When students respond well to the interventions, we might consider testing them and helping them join the GT Magnet Classrooms in grades 4 and 5 (Tier III) depending on time of year and size of class.  We have created a proposal for grade 3 that has not yet been accepted.

Marti Pike TFSD GT Coordinator

The questions to ask about Tier 4 include:

Why do we need tier 4?

Dr. Mary Ruth Coleman

…the basic concept of RTI for students who are gifted is the same as for other students: to plan appropriate instruction, based on data that show the learners’ needs. The needs for many students who are gifted will often include additional enrichment and challenge in their area(s) strength. Depending on the intensity of these needs, services are either provided in Tiers 2 or 3 (or whichever number of tiers is being used).

Marti Pike TFSD GT Coordinator

I would like to propose a Tier 4 for students that are in the GT Magnet Classrooms but needing even more intense training than is offered to the whole class.  Again, the need is shown by how they respond to challenges.

Last year a few fourth graders that responded very well to learning to code and some pre-app development assignments.  Three of them were pulled into the room next door learn how to develop apps and to practice.  They were ready for the added intensity.  The rest were not because they opted out of doing the easier assignments.

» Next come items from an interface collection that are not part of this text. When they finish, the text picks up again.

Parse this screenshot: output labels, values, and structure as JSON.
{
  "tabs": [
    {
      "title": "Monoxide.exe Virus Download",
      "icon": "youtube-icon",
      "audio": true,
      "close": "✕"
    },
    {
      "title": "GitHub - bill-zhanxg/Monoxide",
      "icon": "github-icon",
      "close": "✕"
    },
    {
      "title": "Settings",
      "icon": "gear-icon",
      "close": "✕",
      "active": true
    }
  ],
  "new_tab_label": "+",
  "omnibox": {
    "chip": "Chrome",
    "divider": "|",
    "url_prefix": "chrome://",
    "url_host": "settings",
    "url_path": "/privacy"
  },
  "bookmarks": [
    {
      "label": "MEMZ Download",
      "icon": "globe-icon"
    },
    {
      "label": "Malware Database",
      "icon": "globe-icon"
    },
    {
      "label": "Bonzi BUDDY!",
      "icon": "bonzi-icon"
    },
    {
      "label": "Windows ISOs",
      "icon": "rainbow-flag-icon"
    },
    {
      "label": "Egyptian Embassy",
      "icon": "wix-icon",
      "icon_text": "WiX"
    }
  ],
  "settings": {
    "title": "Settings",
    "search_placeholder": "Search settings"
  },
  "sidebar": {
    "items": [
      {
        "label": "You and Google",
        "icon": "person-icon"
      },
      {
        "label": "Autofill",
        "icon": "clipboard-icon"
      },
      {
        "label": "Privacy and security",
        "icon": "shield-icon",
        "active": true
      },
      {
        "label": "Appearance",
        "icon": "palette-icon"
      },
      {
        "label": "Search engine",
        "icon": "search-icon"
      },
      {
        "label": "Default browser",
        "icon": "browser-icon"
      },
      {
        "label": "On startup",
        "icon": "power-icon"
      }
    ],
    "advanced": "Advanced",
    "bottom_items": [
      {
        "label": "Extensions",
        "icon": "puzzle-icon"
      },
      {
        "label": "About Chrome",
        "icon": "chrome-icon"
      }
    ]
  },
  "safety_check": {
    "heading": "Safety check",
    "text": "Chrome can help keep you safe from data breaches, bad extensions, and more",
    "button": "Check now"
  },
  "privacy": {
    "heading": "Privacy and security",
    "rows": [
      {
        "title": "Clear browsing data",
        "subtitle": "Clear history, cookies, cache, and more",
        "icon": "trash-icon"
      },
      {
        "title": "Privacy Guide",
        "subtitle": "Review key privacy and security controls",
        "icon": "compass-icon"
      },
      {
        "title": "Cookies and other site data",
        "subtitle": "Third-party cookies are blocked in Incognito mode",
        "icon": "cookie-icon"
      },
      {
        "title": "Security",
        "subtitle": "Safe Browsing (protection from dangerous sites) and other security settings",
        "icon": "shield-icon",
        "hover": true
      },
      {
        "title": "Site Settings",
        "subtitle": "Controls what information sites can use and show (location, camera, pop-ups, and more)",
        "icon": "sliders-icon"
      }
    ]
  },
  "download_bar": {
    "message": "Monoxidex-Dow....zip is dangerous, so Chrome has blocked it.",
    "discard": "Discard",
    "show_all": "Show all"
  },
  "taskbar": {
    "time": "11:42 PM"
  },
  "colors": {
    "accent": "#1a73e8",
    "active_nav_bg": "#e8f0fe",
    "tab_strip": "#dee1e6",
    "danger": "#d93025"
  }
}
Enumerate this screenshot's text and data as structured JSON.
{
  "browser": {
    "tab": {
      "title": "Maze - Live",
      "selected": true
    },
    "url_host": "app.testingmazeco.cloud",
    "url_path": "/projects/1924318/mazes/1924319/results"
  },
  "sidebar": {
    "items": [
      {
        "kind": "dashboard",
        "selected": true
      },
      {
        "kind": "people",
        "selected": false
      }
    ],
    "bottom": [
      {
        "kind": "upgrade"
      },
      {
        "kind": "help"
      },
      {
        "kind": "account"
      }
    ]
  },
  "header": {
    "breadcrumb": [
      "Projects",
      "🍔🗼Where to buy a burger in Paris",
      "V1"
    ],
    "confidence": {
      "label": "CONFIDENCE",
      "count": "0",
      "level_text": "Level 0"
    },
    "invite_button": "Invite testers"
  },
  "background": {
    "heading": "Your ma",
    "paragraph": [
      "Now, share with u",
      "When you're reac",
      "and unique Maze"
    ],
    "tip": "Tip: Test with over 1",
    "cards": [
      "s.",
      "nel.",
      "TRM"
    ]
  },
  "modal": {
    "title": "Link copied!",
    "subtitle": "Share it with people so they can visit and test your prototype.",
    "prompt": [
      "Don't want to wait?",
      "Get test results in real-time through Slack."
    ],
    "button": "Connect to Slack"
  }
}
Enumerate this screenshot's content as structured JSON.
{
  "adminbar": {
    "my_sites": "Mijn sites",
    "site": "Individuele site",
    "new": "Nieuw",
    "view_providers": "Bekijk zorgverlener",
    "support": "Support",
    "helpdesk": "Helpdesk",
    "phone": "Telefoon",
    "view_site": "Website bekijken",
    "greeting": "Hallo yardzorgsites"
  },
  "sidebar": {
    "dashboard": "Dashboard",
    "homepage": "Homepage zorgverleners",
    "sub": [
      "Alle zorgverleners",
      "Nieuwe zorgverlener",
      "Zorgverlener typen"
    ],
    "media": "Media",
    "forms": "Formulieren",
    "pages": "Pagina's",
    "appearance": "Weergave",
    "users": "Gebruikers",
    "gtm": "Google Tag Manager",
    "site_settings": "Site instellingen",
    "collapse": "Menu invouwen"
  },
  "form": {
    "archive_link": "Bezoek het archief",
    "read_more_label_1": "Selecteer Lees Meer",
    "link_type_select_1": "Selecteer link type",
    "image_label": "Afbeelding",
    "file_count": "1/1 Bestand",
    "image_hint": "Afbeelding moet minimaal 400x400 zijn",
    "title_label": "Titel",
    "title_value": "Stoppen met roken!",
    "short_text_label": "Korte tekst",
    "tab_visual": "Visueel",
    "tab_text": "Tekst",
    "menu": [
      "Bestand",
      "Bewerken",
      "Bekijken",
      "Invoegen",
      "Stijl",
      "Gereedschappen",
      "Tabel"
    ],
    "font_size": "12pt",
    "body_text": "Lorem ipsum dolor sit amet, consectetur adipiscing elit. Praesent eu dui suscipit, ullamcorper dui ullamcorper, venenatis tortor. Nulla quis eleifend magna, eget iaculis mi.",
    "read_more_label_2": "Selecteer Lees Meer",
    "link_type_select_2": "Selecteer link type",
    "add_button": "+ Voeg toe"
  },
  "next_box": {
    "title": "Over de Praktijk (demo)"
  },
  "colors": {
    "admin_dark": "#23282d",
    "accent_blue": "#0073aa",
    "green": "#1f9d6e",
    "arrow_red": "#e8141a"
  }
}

This year I would like to add a Tier 4 for Spanish and a Tier 4 for Class Hacker (their choice projects) as students show a desire and a need.  I will get better at celebrating these successes with them.
Genius Hour Intro:
“Structuring Your Program” (I am working on a GT RTI translation.)
Benchmark Assessments: 4 Best Practices
GT 3 Year Plan for TFSD, Revised 2017:
TFSD GT Philosophy: